Following a scramble among Democratic lawmakers to raise the debt limit a few weeks ago, Democratic lawmakers are developing an interest in getting rid of the debt limit in its current state. House Speaker Nancy Pelosi appears to consider the idea as well, as she said the recent legislation that would take the authority of raising the debt limit away from Congress “has merit.”
During a press conference at the Capitol this week, Pelosi commented on the legislation presented by Democratic congressmen John Yarmuth and Brendan Boyle in September that would transfer the authority of raising the debt ceiling from Congress to the Treasury. This also comes as more and more Democrats are considering abolishing the debt ceiling. The House is set to vote on clearing the short-term debt limit extension into early December.
“I think it has merit,” said the House Speaker regarding the legislation. Late last month, Pelosi also said the proposal was an “excellent idea.”
The calls to reform the debt ceiling also follow the refusal of Republicans in Congress to vote on raising the limit and to default instead. The GOP cited that as Democrats hold the majority in both the House and the Senate, they can do so through reconciliation, which is more time-consuming yet exempt from the filibuster. When the Senate Democrats initially held a vote on party lines, they were also blocked by the GOP through filibuster rules.
At the moment, Pelosi noted that she and other Democratic leaders are focused on making sure the legislation to avert the debt default would reach US President Joe Biden’s desk as soon as possible.
Pelosi is also tackling the debate on the $3.5 trillion reconciliation bill that also makes up a big part of Biden’s agenda as Democratic lawmakers are still trying to come to an agreement on the final number.
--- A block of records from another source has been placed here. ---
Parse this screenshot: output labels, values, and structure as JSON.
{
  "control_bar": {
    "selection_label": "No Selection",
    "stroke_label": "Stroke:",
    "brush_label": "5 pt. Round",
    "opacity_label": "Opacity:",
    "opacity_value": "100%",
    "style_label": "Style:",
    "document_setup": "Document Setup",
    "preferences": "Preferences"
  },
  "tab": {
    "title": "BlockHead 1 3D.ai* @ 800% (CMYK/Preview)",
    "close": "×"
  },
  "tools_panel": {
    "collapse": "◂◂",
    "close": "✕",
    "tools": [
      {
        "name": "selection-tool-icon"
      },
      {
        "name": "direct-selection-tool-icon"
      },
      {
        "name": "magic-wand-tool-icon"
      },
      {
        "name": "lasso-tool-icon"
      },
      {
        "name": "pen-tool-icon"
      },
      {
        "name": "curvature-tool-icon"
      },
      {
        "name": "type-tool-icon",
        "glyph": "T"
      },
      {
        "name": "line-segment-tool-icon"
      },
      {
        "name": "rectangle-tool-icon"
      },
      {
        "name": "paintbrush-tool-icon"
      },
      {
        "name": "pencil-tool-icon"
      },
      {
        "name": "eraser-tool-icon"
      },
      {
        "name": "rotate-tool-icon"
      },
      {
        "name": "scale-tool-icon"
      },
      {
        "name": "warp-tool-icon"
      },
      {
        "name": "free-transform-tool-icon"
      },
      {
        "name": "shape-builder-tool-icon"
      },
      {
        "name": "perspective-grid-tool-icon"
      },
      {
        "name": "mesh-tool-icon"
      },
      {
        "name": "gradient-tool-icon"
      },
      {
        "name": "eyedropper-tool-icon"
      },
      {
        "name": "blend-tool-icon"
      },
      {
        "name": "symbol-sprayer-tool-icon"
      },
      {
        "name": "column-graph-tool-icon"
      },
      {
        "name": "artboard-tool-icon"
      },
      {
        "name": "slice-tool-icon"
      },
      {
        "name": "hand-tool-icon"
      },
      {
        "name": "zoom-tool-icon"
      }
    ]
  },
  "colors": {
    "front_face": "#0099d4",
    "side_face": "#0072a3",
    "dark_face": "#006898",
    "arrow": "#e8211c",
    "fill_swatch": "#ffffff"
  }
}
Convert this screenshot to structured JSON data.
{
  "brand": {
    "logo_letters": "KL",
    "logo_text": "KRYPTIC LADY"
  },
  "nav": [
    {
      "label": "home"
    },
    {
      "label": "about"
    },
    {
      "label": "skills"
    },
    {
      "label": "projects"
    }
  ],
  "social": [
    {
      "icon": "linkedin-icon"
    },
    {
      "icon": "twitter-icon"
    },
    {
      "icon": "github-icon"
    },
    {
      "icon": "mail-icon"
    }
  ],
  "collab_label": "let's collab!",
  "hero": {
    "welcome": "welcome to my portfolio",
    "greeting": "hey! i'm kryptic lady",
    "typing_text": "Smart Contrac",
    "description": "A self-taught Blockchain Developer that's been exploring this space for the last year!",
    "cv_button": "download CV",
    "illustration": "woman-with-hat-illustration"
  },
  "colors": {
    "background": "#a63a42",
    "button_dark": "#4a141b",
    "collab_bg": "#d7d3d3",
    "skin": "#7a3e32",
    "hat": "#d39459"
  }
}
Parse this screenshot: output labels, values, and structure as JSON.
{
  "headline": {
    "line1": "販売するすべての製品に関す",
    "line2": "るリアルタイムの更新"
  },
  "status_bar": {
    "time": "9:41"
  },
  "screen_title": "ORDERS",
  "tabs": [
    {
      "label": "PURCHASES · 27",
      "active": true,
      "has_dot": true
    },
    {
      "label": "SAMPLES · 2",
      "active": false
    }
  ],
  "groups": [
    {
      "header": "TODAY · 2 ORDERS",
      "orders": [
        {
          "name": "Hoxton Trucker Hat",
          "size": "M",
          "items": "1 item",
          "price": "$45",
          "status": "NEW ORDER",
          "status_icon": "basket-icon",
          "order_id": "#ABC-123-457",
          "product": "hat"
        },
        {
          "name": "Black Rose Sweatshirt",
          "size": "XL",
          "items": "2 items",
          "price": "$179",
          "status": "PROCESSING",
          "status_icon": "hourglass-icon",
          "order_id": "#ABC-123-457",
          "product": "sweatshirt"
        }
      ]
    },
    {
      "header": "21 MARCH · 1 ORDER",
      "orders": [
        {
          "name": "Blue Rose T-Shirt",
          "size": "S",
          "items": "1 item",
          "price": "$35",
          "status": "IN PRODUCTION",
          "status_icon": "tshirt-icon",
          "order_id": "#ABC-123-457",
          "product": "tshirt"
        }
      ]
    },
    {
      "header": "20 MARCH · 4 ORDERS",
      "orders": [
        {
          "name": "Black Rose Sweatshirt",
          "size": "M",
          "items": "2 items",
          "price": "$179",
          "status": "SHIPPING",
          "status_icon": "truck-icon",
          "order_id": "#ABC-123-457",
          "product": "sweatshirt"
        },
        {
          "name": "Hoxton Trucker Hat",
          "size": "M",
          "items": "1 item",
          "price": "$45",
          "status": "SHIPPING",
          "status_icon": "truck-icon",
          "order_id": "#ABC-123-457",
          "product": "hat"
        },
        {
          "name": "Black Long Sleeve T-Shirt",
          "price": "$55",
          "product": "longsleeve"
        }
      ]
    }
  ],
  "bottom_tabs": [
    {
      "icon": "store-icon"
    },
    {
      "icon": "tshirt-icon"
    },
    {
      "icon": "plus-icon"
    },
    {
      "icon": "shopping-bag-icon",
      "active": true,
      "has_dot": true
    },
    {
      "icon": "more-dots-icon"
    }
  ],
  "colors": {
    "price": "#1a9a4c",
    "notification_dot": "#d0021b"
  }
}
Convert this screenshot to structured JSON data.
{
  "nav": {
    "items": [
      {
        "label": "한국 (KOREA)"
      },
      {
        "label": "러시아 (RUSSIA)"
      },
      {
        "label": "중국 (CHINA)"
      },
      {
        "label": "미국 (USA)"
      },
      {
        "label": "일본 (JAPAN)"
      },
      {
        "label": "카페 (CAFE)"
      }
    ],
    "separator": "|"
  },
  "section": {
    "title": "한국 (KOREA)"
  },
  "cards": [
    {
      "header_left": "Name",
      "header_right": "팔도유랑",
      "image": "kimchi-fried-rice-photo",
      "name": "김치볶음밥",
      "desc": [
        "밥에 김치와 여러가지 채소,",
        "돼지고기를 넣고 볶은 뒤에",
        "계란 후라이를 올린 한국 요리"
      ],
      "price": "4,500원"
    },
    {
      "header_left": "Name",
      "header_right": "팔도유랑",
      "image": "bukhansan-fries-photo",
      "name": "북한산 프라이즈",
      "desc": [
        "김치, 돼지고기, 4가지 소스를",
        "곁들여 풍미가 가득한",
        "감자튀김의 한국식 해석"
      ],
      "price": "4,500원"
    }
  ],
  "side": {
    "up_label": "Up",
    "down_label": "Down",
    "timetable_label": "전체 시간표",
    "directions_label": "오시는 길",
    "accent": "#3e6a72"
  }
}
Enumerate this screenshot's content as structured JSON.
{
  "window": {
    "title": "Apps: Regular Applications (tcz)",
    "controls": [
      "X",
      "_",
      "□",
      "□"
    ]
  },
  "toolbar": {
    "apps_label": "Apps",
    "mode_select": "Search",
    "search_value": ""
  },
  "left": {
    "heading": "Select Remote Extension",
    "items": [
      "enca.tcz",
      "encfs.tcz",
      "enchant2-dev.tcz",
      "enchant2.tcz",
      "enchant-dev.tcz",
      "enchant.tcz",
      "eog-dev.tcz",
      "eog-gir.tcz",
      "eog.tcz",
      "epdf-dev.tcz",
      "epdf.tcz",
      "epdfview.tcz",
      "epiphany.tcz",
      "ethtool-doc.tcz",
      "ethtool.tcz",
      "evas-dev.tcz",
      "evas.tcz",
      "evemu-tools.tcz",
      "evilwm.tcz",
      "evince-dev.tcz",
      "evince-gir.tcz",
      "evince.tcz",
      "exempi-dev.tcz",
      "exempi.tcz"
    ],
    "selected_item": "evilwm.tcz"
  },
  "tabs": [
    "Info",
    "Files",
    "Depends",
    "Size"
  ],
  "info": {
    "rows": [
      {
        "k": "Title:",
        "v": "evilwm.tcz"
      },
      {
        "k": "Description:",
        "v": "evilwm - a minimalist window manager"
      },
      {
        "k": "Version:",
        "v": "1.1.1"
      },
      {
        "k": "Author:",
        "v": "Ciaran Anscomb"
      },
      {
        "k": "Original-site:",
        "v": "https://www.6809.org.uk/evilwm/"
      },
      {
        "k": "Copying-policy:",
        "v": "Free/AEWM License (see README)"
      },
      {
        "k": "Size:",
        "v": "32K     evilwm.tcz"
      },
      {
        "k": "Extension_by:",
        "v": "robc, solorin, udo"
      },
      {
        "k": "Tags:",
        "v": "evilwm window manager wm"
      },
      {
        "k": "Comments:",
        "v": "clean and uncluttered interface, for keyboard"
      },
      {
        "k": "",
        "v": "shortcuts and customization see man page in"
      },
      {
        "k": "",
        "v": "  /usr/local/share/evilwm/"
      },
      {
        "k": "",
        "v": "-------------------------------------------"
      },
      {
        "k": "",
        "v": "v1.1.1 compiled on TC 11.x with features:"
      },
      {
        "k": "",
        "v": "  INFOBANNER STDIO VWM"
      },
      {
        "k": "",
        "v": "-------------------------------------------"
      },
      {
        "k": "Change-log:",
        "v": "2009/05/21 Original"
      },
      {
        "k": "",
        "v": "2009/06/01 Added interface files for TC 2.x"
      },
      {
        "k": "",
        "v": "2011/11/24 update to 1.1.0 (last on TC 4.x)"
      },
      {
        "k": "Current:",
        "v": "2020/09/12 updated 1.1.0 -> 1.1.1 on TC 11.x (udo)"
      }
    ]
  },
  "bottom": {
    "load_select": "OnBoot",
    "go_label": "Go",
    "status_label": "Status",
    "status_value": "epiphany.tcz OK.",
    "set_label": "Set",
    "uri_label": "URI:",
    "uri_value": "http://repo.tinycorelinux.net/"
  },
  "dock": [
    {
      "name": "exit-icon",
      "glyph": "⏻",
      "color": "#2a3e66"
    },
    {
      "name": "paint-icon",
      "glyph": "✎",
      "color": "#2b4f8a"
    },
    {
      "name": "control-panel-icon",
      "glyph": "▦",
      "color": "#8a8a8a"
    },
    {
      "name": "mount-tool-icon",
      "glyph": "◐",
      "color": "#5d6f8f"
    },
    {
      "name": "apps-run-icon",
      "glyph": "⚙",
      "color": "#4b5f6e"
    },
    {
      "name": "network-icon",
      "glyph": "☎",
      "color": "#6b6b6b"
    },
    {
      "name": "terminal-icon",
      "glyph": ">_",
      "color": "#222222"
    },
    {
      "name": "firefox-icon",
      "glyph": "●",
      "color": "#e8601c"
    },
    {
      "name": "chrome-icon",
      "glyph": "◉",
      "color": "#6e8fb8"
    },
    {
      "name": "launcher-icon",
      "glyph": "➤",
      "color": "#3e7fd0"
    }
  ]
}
Following Pelosi’s recent directive that parts of the economic agenda may have to be cut down from the bill to lower the price tag, Progressive Democrats have suggested another approach to keeping all of the parts of the proposal intact.
During a press conference, Rep. Pramila Jayapal explained that should the bill be smaller, then the expansions could be shortened from the initial proposal of 10 years rather than cut out parts of the proposal completely. “If we need to cut some of them back to fewer number of years, then we’d be willing to do that,” said Jayapal. “Why is that? Because we are not going to pit child care against climate change. We’re not going to pit housing against paid leave. We’re not going to pit seniors against young people.”